• [PROBLEM REQUIREMENTS]
In the entries below, find each line with the string "type" and copy it.

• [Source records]

◆ ◆ ◆ ◆ ◆ ◆ ◆

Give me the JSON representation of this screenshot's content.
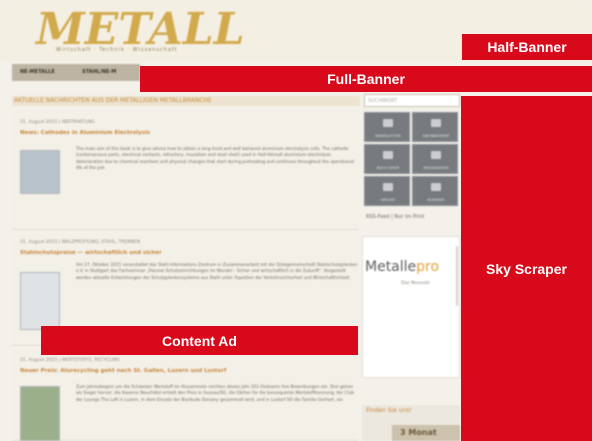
{
  "header": {
    "logo_text": "METALL",
    "logo_tagline": "Wirtschaft · Technik · Wissenschaft"
  },
  "nav": {
    "items": [
      "NE-METALLE",
      "STAHL/NE-M"
    ]
  },
  "section": {
    "title": "AKTUELLE NACHRICHTEN AUS DER METALLIGEN METALLBRANCHE"
  },
  "articles": [
    {
      "date": "21. August 2015 | ABSTRAKTUNG",
      "title": "News: Cathodes in Aluminium Electrolysis",
      "body": "The main aim of this book is to give advice how to obtain a long-lived and well behaved aluminium electrolysis cells. The cathode (carbonaceous parts, electrical contacts, refractory, insulation and steel shell) used in Hall-Héroult aluminium electrolysis deterioration due to chemical reactions and physical changes that start during preheating and continues throughout the operational life of the pot."
    },
    {
      "date": "21. August 2015 | WALZPROFILING, STAHL, TRENNEN",
      "title": "Stahlschutzpreise — wirtschaftlich und sicher",
      "body": "Am 27. Oktober 2015 veranstaltet das Stahl-Informations-Zentrum in Zusammenarbeit mit der Gütegemeinschaft Stahlschutzplanken e.V. in Stuttgart das Fachseminar „Passive Schutzeinrichtungen im Wandel – Sicher und wirtschaftlich in die Zukunft\". Vorgestellt werden aktuelle Entwicklungen der Schutzplankensysteme aus Stahl unter Aspekten der Verkehrssicherheit und Wirtschaftlichkeit."
    },
    {
      "date": "21. August 2015 | WERTSTOFFE, RECYCLING",
      "title": "Neuer Preis: Alurecycling geht nach St. Gallen, Luzern und Lustorf",
      "body": "Zum Jahresbeginn um die Schweizer Wertstoff im Alusammeln reichten dieses Jahr 203 Aluteams ihre Bewerbungen ein. Drei gehen als Sieger hervor: die Kaserne Neuchâtel erhielt den Preis in Gossau/SG, die Gärten für die konsequente Wertstofftrennung, der Club der Lounge The Loft in Luzern, in dem Einsatz der Bierbude Dorszny gesammelt wird, und in Lustorf SO die Familie Gerhart, ein"
    }
  ],
  "sidebar": {
    "search_placeholder": "SUCHWORT",
    "tiles": [
      "NEWSLETTER",
      "ABONNEMENT",
      "BUCH SHOP",
      "MEDIADATEN",
      "ARCHIV",
      "KONTAKT"
    ],
    "rss_text": "RSS-Feed  |  Nur im Print",
    "promo_title_part1": "Metalle",
    "promo_title_part2": "pro",
    "promo_subtitle": "Das Neueste",
    "bottom_widget_title": "Finden Sie uns!",
    "bottom_widget_tab": "3 Monat"
  },
  "ad_slots": {
    "half_banner": "Half-Banner",
    "full_banner": "Full-Banner",
    "sky_scraper": "Sky Scraper",
    "content_ad": "Content Ad"
  },
  "colors": {
    "ad_red": "#d7091b",
    "logo_gold": "#d2aa4e",
    "headline_orange": "#c9853a",
    "tile_grey": "#777b80"
  }
}
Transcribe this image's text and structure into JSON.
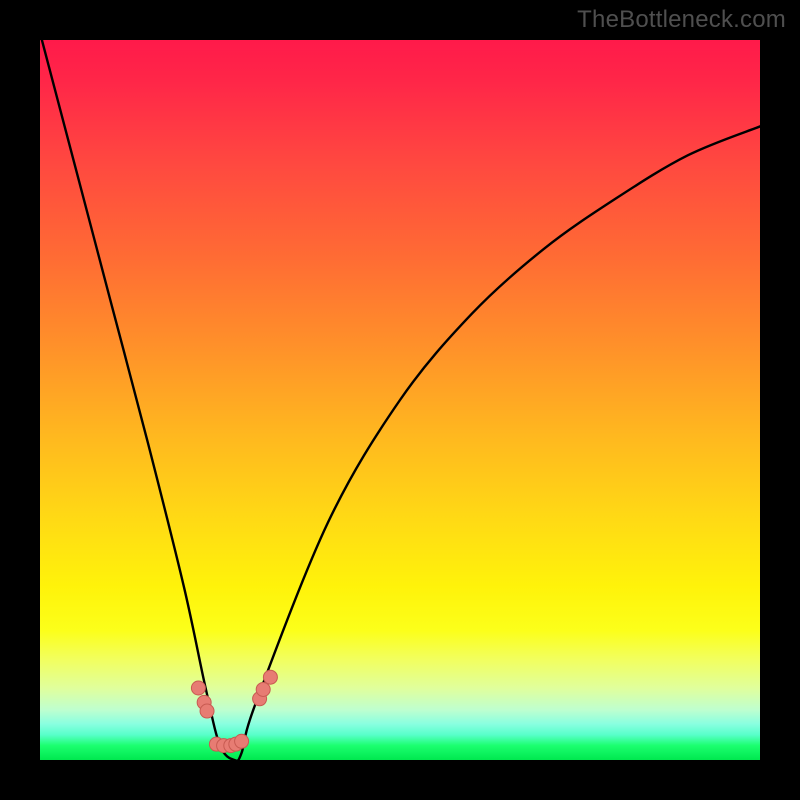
{
  "watermark": "TheBottleneck.com",
  "chart_data": {
    "type": "line",
    "title": "",
    "xlabel": "",
    "ylabel": "",
    "xlim": [
      0,
      100
    ],
    "ylim": [
      0,
      100
    ],
    "grid": false,
    "legend": false,
    "series": [
      {
        "name": "curve",
        "x": [
          0,
          5,
          10,
          15,
          20,
          23,
          25,
          27,
          28,
          30,
          40,
          50,
          60,
          70,
          80,
          90,
          100
        ],
        "y": [
          101,
          82,
          63,
          44,
          24,
          10,
          2,
          0,
          1,
          8,
          33,
          50,
          62,
          71,
          78,
          84,
          88
        ]
      }
    ],
    "markers": [
      {
        "x": 22.0,
        "y": 10.0
      },
      {
        "x": 22.8,
        "y": 8.0
      },
      {
        "x": 23.2,
        "y": 6.8
      },
      {
        "x": 24.5,
        "y": 2.2
      },
      {
        "x": 25.5,
        "y": 2.0
      },
      {
        "x": 26.5,
        "y": 2.0
      },
      {
        "x": 27.2,
        "y": 2.2
      },
      {
        "x": 28.0,
        "y": 2.6
      },
      {
        "x": 30.5,
        "y": 8.5
      },
      {
        "x": 31.0,
        "y": 9.8
      },
      {
        "x": 32.0,
        "y": 11.5
      }
    ],
    "marker_style": {
      "fill": "#e77c73",
      "stroke": "#c85b52",
      "r": 7
    },
    "curve_style": {
      "stroke": "#000000",
      "width": 2.4
    },
    "gradient_stops": [
      {
        "pct": 0,
        "color": "#ff1a4a"
      },
      {
        "pct": 17,
        "color": "#ff4840"
      },
      {
        "pct": 42,
        "color": "#ff8f2a"
      },
      {
        "pct": 67,
        "color": "#ffdb14"
      },
      {
        "pct": 86,
        "color": "#f2ff5e"
      },
      {
        "pct": 96.5,
        "color": "#58ffca"
      },
      {
        "pct": 100,
        "color": "#00e84f"
      }
    ]
  }
}
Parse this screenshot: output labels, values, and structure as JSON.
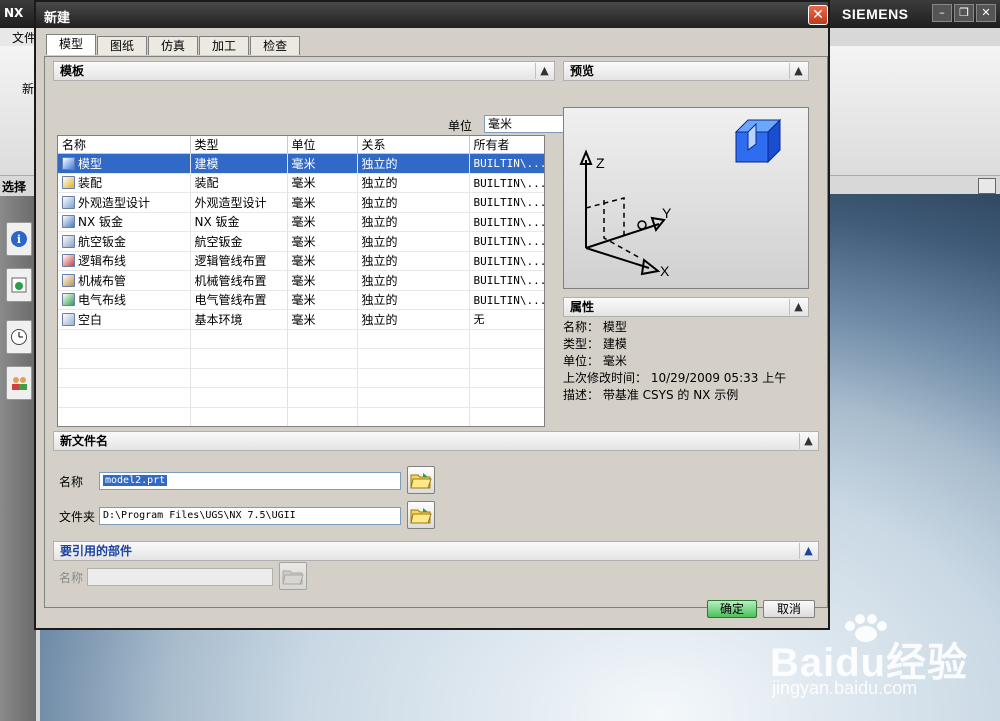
{
  "background_app": {
    "logo": "NX",
    "brand": "SIEMENS",
    "menu_file": "文件",
    "new_label": "新",
    "side_label": "选择",
    "window_controls": [
      "minimize-icon",
      "restore-icon",
      "close-icon"
    ]
  },
  "watermark": {
    "brand": "Baidu经验",
    "url": "jingyan.baidu.com"
  },
  "dialog": {
    "title": "新建",
    "tabs": [
      {
        "label": "模型",
        "active": true
      },
      {
        "label": "图纸",
        "active": false
      },
      {
        "label": "仿真",
        "active": false
      },
      {
        "label": "加工",
        "active": false
      },
      {
        "label": "检查",
        "active": false
      }
    ],
    "templates": {
      "header": "模板",
      "unit_label": "单位",
      "unit_value": "毫米",
      "columns": [
        "名称",
        "类型",
        "单位",
        "关系",
        "所有者"
      ],
      "rows": [
        {
          "name": "模型",
          "type": "建模",
          "unit": "毫米",
          "relation": "独立的",
          "owner": "BUILTIN\\...",
          "selected": true
        },
        {
          "name": "装配",
          "type": "装配",
          "unit": "毫米",
          "relation": "独立的",
          "owner": "BUILTIN\\...",
          "selected": false
        },
        {
          "name": "外观造型设计",
          "type": "外观造型设计",
          "unit": "毫米",
          "relation": "独立的",
          "owner": "BUILTIN\\...",
          "selected": false
        },
        {
          "name": "NX 钣金",
          "type": "NX 钣金",
          "unit": "毫米",
          "relation": "独立的",
          "owner": "BUILTIN\\...",
          "selected": false
        },
        {
          "name": "航空钣金",
          "type": "航空钣金",
          "unit": "毫米",
          "relation": "独立的",
          "owner": "BUILTIN\\...",
          "selected": false
        },
        {
          "name": "逻辑布线",
          "type": "逻辑管线布置",
          "unit": "毫米",
          "relation": "独立的",
          "owner": "BUILTIN\\...",
          "selected": false
        },
        {
          "name": "机械布管",
          "type": "机械管线布置",
          "unit": "毫米",
          "relation": "独立的",
          "owner": "BUILTIN\\...",
          "selected": false
        },
        {
          "name": "电气布线",
          "type": "电气管线布置",
          "unit": "毫米",
          "relation": "独立的",
          "owner": "BUILTIN\\...",
          "selected": false
        },
        {
          "name": "空白",
          "type": "基本环境",
          "unit": "毫米",
          "relation": "独立的",
          "owner": "无",
          "selected": false
        }
      ]
    },
    "preview": {
      "header": "预览",
      "axis_z": "Z",
      "axis_y": "Y",
      "axis_x": "X"
    },
    "properties": {
      "header": "属性",
      "lines": [
        "名称： 模型",
        "类型： 建模",
        "单位： 毫米",
        "上次修改时间： 10/29/2009 05:33 上午",
        "描述： 带基准 CSYS 的 NX 示例"
      ]
    },
    "new_file": {
      "header": "新文件名",
      "name_label": "名称",
      "name_value": "model2.prt",
      "folder_label": "文件夹",
      "folder_value": "D:\\Program Files\\UGS\\NX 7.5\\UGII"
    },
    "referenced": {
      "header": "要引用的部件",
      "name_label": "名称",
      "name_value": ""
    },
    "buttons": {
      "ok": "确定",
      "cancel": "取消"
    }
  }
}
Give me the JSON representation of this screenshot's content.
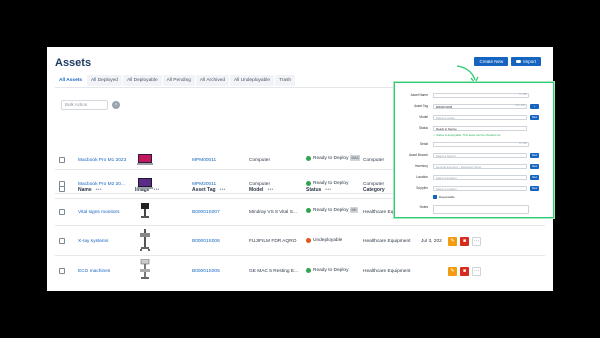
{
  "page": {
    "title": "Assets",
    "create_new_label": "Create New",
    "import_label": "Import"
  },
  "tabs": [
    "All Assets",
    "All Deployed",
    "All Deployable",
    "All Pending",
    "All Archived",
    "All Undeployable",
    "Trash"
  ],
  "bulk_action": {
    "placeholder": "Bulk Action"
  },
  "columns": [
    "Name",
    "Image",
    "Asset Tag",
    "Model",
    "Status",
    "Category"
  ],
  "rows": [
    {
      "name": "Macbook Pro M1 2023",
      "asset_tag": "MPM00011",
      "model": "Computer",
      "status": "Ready to Deploy",
      "status_chip": "MAC",
      "status_color": "#2ea44f",
      "category": "Computer",
      "image": "laptop-image"
    },
    {
      "name": "Macbook Pro M2 20...",
      "asset_tag": "MPM20011",
      "model": "Computer",
      "status": "Ready to Deploy",
      "status_chip": "",
      "status_color": "#2ea44f",
      "category": "Computer",
      "image": "laptop-image"
    },
    {
      "name": "Vital signs monitors",
      "asset_tag": "B00001S007",
      "model": "Mindray VS 8 Vital S...",
      "status": "Ready to Deploy",
      "status_chip": "MK",
      "status_color": "#2ea44f",
      "category": "Healthcare Equipment",
      "image": "monitor-image"
    },
    {
      "name": "X-ray systems",
      "asset_tag": "B00001S006",
      "model": "FUJIFILM FDR AQRO",
      "status": "Undeployable",
      "status_chip": "",
      "status_color": "#e0541d",
      "category": "Healthcare Equipment",
      "extra": "Jul 3, 202",
      "image": "xray-image"
    },
    {
      "name": "ECG machines",
      "asset_tag": "B00001S005",
      "model": "GE MAC 5 Resting E...",
      "status": "Ready to Deploy",
      "status_chip": "",
      "status_color": "#2ea44f",
      "category": "Healthcare Equipment",
      "image": "ecg-image"
    }
  ],
  "form": {
    "fields": [
      {
        "label": "Asset Name",
        "value": "",
        "right": "0 / 100"
      },
      {
        "label": "Asset Tag",
        "value": "B00001S008",
        "right": "00 / 100",
        "button": ""
      },
      {
        "label": "Model",
        "value": "Select a model",
        "button": "New"
      },
      {
        "label": "Status",
        "value": "Ready to Deploy",
        "button": ""
      },
      {
        "label": "Serial",
        "value": "",
        "right": "0 / 100"
      },
      {
        "label": "Asset Branch",
        "value": "Select a branch",
        "button": "New"
      },
      {
        "label": "Inventory",
        "value": "General Inventory - Downtown Store",
        "button": "New"
      },
      {
        "label": "Location",
        "value": "Select a location",
        "button": "New"
      },
      {
        "label": "Supplier",
        "value": "Select a supplier",
        "button": "New"
      }
    ],
    "status_note": "✓ Status is deployable. This asset can be checked out",
    "requestable_label": "Requestable",
    "notes_label": "Notes"
  },
  "colors": {
    "primary": "#1565c0",
    "ready": "#2ea44f",
    "undeployable": "#e0541d",
    "edit": "#f39c12",
    "delete": "#d62d20",
    "overlay_border": "#2ecc71"
  }
}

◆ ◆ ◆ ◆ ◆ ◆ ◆

• [REPLY TO THE TASK]
    "type": "line",
          "type": "建模",
          "type": "装配",
          "type": "外观造型设计",
          "type": "NX 钣金",
          "type": "航空钣金",
          "type": "逻辑管线布置",
          "type": "机械管线布置",
          "type": "电气管线布置",
          "type": "基本环境",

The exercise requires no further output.